Rating: 1-5 (5 is an excellent or a Starred review) 5
What did you like about the book? Great topic and one that will be totally unfamiliar to most readers. I didn’t even know there were black women in the Women’s Army Auxiliary Corps (or WAAC as it was commonly known.) Farrell focuses in on the experience of Charity Adams, the first black woman to become a WAAC officer, who eventually commanded the first battalion of black women to serve overseas during WWII. In this well-documented volume, Farrell uses an accessible narrative style, interlaced with extensive quotes from her subjects. The primary sources are outstanding — loads of high quality photos documenting the work and daily lives of these soldiers.
Anything you didn’t like about it? No. High interest topic, well-told and eye-popping. Note: the book is on the small side (about 6” x 8”), so not a large, Tonya Bolden-style scrapbook format.
To whom would you recommend this book? Students looking for information on black or military history. Well-suited for research or self-directed interest. Good read-alike for those who appreciated Steve Sheinkin’s 2017 book The Port Chicago 50: Disaster, Mutiny, and the Fight for Civil Rights,
Who should buy this book? Middle, high school or public libraries.
Where would you shelve it? 940.54
Should we (librarians/readers) put this on the top of our “to read” piles?

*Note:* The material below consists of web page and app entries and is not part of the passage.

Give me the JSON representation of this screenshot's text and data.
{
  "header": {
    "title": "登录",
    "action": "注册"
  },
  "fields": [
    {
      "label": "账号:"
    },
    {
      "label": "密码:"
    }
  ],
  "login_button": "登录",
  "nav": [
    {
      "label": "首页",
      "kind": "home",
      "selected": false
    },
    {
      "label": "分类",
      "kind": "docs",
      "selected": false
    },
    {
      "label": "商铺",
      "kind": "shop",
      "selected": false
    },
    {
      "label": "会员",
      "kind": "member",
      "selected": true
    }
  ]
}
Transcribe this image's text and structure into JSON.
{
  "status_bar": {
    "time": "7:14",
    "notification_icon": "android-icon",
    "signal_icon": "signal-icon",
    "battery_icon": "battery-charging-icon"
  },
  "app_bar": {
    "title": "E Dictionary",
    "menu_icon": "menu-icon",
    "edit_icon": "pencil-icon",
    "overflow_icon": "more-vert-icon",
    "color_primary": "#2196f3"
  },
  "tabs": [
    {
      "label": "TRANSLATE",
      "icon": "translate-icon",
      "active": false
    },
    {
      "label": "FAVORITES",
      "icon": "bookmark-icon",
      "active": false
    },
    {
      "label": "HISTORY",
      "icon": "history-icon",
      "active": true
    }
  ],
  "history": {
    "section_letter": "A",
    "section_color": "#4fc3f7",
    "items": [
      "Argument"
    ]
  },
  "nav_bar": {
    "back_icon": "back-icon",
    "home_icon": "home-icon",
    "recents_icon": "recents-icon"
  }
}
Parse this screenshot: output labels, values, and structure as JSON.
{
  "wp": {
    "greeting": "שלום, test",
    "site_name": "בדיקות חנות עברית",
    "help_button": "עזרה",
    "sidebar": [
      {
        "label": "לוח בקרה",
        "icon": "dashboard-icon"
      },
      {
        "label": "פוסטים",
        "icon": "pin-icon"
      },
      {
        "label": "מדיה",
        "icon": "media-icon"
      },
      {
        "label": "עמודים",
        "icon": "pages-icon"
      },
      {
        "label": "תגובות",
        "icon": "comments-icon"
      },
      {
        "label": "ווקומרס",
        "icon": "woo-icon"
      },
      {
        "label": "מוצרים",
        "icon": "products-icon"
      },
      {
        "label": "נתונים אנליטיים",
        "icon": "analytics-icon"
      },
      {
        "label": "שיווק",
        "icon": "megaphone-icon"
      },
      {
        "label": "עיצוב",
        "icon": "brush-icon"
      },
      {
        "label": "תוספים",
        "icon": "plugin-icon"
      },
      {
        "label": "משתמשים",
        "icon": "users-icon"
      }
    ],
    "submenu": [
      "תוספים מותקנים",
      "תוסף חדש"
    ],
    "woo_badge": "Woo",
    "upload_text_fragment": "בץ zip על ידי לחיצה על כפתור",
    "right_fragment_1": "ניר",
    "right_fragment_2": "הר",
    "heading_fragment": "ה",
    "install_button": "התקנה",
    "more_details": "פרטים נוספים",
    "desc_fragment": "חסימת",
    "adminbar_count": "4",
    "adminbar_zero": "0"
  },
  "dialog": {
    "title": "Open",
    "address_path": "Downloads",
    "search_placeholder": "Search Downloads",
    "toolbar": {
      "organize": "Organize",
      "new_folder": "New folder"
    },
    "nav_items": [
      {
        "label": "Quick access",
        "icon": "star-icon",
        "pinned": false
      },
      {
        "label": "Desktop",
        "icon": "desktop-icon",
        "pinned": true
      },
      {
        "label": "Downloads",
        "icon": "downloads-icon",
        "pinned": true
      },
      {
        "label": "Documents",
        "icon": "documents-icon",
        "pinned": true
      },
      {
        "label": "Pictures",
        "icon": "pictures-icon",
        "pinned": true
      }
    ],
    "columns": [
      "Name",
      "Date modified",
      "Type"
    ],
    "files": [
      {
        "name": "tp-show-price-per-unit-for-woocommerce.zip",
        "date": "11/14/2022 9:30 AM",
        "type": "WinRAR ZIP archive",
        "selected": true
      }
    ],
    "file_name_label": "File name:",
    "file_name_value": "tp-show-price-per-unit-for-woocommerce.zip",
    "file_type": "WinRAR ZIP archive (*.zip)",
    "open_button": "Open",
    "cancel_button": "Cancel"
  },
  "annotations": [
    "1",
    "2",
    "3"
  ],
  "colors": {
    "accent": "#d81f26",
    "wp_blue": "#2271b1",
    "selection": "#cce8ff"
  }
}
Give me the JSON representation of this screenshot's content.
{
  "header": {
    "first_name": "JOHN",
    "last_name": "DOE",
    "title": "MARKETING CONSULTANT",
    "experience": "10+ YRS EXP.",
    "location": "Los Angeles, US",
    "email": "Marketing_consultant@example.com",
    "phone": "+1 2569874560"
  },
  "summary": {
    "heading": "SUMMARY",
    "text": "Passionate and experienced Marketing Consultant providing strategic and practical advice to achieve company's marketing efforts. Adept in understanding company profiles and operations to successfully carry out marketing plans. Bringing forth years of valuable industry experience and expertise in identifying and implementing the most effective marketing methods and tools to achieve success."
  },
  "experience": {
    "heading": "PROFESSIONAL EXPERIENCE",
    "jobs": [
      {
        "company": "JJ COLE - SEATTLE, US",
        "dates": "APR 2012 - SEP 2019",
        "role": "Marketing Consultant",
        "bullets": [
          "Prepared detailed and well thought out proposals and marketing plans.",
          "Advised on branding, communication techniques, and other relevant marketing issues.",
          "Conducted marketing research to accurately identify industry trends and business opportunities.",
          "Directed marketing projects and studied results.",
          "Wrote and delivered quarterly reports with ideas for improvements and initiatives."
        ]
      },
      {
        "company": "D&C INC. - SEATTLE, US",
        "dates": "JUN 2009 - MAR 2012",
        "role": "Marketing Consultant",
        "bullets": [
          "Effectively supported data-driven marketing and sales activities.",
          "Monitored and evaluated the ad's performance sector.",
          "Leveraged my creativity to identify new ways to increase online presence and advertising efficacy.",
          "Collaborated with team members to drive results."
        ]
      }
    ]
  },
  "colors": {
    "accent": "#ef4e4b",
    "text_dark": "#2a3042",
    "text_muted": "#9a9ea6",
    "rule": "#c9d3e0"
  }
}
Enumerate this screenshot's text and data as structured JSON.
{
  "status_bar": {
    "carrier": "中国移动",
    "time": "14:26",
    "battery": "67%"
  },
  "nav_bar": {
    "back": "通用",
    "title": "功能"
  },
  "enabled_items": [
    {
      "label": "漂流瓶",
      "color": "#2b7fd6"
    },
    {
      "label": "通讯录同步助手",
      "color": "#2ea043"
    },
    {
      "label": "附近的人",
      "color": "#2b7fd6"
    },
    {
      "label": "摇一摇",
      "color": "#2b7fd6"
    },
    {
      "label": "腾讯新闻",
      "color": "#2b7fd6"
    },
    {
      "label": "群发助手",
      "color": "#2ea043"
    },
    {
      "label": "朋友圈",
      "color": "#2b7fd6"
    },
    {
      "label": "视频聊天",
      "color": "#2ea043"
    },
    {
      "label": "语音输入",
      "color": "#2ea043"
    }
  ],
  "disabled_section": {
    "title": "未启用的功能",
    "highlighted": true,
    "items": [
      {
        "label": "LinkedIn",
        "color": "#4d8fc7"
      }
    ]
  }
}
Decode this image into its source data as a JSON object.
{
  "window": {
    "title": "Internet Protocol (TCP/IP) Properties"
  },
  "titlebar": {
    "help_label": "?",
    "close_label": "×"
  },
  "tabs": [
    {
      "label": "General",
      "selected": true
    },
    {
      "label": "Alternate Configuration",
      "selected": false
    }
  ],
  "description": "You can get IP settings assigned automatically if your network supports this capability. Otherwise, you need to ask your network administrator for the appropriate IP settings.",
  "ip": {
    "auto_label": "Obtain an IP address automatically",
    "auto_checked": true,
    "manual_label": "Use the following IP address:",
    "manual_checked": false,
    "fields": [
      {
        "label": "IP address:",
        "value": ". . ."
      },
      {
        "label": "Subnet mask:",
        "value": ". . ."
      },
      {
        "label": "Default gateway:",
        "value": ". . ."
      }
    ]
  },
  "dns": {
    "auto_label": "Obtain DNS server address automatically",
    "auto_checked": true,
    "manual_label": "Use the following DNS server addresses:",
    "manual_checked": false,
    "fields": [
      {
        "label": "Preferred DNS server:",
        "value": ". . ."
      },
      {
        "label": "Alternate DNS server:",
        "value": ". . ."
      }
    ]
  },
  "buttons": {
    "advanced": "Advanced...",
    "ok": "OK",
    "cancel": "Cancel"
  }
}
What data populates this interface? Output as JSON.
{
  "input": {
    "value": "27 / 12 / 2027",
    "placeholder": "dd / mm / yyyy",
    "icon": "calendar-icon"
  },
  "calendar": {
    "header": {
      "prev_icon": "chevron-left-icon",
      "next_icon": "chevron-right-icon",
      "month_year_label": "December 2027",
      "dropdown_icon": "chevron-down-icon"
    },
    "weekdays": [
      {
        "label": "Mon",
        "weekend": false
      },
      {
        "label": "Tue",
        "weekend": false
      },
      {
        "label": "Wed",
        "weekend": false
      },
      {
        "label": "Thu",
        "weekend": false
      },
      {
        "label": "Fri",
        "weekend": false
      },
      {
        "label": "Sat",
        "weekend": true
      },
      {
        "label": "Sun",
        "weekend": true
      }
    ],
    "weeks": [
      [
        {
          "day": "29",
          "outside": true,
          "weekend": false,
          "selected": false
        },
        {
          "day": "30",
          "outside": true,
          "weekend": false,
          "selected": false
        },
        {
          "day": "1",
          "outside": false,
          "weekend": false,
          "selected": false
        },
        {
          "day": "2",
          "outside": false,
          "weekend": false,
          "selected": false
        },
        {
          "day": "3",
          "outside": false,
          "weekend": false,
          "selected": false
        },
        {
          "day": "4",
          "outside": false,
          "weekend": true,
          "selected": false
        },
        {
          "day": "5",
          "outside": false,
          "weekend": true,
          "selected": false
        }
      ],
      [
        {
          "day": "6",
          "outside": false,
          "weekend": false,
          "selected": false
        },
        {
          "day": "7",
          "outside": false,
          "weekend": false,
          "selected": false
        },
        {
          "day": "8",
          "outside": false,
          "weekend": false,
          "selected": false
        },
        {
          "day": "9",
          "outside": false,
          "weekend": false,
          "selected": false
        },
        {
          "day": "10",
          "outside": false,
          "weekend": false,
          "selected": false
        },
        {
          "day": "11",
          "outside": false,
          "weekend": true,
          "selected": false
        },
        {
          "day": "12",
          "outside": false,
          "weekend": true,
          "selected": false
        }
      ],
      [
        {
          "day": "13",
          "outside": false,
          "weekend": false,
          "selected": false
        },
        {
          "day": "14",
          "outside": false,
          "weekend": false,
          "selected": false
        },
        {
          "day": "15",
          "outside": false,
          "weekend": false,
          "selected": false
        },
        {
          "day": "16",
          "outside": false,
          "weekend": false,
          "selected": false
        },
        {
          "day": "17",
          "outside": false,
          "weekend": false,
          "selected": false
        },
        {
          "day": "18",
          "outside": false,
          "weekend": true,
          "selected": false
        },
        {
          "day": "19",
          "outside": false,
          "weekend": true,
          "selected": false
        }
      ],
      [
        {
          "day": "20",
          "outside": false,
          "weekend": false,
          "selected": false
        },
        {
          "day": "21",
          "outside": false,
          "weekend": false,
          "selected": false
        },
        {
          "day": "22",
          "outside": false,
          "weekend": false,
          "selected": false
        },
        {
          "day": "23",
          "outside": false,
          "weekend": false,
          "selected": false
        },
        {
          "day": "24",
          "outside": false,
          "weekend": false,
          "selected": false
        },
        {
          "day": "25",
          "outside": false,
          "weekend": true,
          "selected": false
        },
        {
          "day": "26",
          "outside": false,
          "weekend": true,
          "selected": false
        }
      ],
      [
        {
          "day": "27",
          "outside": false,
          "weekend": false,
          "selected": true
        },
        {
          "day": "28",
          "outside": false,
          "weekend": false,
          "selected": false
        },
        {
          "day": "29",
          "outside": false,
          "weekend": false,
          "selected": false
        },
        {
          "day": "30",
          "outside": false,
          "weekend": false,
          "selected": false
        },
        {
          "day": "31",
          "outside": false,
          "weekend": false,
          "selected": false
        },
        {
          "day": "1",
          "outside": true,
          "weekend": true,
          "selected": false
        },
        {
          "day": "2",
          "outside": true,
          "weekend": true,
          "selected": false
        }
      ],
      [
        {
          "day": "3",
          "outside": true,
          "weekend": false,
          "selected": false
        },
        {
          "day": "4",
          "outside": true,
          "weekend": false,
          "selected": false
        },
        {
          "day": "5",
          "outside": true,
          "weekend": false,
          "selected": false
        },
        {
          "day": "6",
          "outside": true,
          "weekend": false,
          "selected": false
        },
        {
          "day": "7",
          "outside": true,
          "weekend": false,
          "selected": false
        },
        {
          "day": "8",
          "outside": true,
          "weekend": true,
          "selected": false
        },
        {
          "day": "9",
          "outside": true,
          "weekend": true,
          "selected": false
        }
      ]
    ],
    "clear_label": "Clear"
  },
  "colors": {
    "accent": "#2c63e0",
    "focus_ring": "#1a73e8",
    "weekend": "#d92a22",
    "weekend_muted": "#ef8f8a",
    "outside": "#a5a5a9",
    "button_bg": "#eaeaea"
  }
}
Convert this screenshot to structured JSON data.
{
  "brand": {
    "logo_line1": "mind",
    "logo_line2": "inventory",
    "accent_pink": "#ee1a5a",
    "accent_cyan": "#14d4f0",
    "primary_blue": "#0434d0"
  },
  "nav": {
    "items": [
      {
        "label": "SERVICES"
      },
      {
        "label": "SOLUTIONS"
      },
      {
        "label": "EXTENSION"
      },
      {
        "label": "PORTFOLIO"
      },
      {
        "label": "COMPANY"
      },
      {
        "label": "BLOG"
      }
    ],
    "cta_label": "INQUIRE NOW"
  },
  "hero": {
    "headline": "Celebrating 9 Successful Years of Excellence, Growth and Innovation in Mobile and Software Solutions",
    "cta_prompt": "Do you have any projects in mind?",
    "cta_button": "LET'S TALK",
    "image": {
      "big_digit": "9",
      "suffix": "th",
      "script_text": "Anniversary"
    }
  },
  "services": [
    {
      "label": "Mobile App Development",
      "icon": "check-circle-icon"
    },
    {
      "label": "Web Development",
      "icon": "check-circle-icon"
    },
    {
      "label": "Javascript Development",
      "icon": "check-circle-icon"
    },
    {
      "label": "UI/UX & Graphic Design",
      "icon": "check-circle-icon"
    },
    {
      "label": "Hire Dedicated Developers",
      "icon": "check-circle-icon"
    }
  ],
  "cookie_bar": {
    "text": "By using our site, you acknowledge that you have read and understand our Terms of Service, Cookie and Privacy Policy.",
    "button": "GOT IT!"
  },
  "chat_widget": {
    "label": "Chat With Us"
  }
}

For those with an interest in WWII or African-American history, yes!
Reviewer: Susan Harari, Keefe Library, Boston Latin School, Boston, MA
Date of review: January 24, 2019